Retype the records that come next, word for word.

App and web page records:
····················
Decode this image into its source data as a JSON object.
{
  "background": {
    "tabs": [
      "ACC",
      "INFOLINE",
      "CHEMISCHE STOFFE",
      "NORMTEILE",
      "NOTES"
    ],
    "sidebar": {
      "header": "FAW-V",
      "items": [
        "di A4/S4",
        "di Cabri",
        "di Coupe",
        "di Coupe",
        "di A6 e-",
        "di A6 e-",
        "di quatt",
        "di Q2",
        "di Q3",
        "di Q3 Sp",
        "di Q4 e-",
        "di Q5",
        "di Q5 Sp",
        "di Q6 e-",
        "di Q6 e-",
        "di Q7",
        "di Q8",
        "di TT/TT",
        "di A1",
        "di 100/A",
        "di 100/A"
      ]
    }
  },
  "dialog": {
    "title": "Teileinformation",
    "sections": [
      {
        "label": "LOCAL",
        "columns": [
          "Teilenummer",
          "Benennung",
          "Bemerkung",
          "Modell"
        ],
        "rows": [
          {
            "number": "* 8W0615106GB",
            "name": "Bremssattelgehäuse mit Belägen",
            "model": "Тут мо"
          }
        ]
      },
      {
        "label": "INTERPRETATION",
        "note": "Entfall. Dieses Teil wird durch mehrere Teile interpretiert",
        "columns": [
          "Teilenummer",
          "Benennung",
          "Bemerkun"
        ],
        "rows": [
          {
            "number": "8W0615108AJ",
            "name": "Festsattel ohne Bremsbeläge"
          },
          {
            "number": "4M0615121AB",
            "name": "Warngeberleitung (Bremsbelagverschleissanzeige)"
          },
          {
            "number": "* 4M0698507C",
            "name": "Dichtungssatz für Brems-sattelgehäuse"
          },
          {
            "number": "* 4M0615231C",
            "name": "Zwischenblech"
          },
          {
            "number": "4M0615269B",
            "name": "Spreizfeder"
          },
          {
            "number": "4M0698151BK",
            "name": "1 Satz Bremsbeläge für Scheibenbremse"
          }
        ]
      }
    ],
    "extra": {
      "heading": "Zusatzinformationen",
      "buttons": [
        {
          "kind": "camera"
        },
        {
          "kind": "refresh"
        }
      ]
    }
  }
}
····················
# Task result
Decode this image into its source data as a JSON object.
{
  "background": {
    "tabs": [
      "ACC",
      "INFOLINE",
      "CHEMISCHE STOFFE",
      "NORMTEILE",
      "NOTES"
    ],
    "sidebar": {
      "header": "FAW-V",
      "items": [
        "di A4/S4",
        "di Cabri",
        "di Coupe",
        "di Coupe",
        "di A6 e-",
        "di A6 e-",
        "di quatt",
        "di Q2",
        "di Q3",
        "di Q3 Sp",
        "di Q4 e-",
        "di Q5",
        "di Q5 Sp",
        "di Q6 e-",
        "di Q6 e-",
        "di Q7",
        "di Q8",
        "di TT/TT",
        "di A1",
        "di 100/A",
        "di 100/A"
      ]
    }
  },
  "dialog": {
    "title": "Teileinformation",
    "sections": [
      {
        "label": "LOCAL",
        "columns": [
          "Teilenummer",
          "Benennung",
          "Bemerkung",
          "Modell"
        ],
        "rows": [
          {
            "number": "* 8W0615106GB",
            "name": "Bremssattelgehäuse mit Belägen",
            "model": "Тут мо"
          }
        ]
      },
      {
        "label": "INTERPRETATION",
        "note": "Entfall. Dieses Teil wird durch mehrere Teile interpretiert",
        "columns": [
          "Teilenummer",
          "Benennung",
          "Bemerkun"
        ],
        "rows": [
          {
            "number": "8W0615108AJ",
            "name": "Festsattel ohne Bremsbeläge"
          },
          {
            "number": "4M0615121AB",
            "name": "Warngeberleitung (Bremsbelagverschleissanzeige)"
          },
          {
            "number": "* 4M0698507C",
            "name": "Dichtungssatz für Brems-sattelgehäuse"
          },
          {
            "number": "* 4M0615231C",
            "name": "Zwischenblech"
          },
          {
            "number": "4M0615269B",
            "name": "Spreizfeder"
          },
          {
            "number": "4M0698151BK",
            "name": "1 Satz Bremsbeläge für Scheibenbremse"
          }
        ]
      }
    ],
    "extra": {
      "heading": "Zusatzinformationen",
      "buttons": [
        {
          "kind": "camera"
        },
        {
          "kind": "refresh"
        }
      ]
    }
  }
}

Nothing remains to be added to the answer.